[Items from an interface collection]

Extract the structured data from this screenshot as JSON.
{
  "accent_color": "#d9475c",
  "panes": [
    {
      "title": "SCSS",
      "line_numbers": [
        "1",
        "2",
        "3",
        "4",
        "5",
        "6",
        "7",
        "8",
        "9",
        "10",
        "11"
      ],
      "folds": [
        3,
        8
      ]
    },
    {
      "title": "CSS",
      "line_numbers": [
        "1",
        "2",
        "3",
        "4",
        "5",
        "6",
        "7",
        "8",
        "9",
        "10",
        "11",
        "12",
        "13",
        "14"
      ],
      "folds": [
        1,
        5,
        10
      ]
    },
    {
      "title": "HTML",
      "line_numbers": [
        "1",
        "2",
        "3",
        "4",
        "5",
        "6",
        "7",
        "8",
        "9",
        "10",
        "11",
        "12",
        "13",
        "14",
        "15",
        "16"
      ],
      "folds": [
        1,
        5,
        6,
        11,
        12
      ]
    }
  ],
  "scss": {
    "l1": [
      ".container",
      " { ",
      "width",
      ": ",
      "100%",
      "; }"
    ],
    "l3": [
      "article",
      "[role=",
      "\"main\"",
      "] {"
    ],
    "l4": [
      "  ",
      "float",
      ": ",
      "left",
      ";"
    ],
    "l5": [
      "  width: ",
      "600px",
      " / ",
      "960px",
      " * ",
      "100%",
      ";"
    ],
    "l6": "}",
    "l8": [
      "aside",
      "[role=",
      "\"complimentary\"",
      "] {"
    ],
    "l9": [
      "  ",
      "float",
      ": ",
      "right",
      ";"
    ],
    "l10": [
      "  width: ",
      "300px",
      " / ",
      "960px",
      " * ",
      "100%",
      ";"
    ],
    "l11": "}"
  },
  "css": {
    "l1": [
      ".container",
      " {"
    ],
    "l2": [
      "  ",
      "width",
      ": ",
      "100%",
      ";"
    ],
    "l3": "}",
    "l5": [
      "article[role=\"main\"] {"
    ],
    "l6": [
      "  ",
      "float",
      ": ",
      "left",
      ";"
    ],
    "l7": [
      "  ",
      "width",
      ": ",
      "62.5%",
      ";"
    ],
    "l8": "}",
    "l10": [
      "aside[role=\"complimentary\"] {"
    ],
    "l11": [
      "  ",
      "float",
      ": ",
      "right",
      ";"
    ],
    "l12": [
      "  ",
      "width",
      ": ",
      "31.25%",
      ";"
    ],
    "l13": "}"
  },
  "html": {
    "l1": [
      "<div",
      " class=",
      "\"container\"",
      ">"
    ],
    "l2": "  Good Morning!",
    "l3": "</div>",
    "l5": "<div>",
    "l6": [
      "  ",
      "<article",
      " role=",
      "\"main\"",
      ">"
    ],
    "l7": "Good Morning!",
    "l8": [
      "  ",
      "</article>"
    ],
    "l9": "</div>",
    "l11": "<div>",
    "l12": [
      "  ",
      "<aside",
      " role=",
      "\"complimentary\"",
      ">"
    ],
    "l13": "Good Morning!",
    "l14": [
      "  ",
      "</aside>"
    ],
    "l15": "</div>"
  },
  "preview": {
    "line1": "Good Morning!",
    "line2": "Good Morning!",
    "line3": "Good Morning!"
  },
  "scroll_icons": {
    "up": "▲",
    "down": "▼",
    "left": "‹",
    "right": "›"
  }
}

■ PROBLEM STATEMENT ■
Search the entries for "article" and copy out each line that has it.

■ RESPONSE ■
      "article",
      "article[role=\"main\"] {"
      "<article",
      "</article>"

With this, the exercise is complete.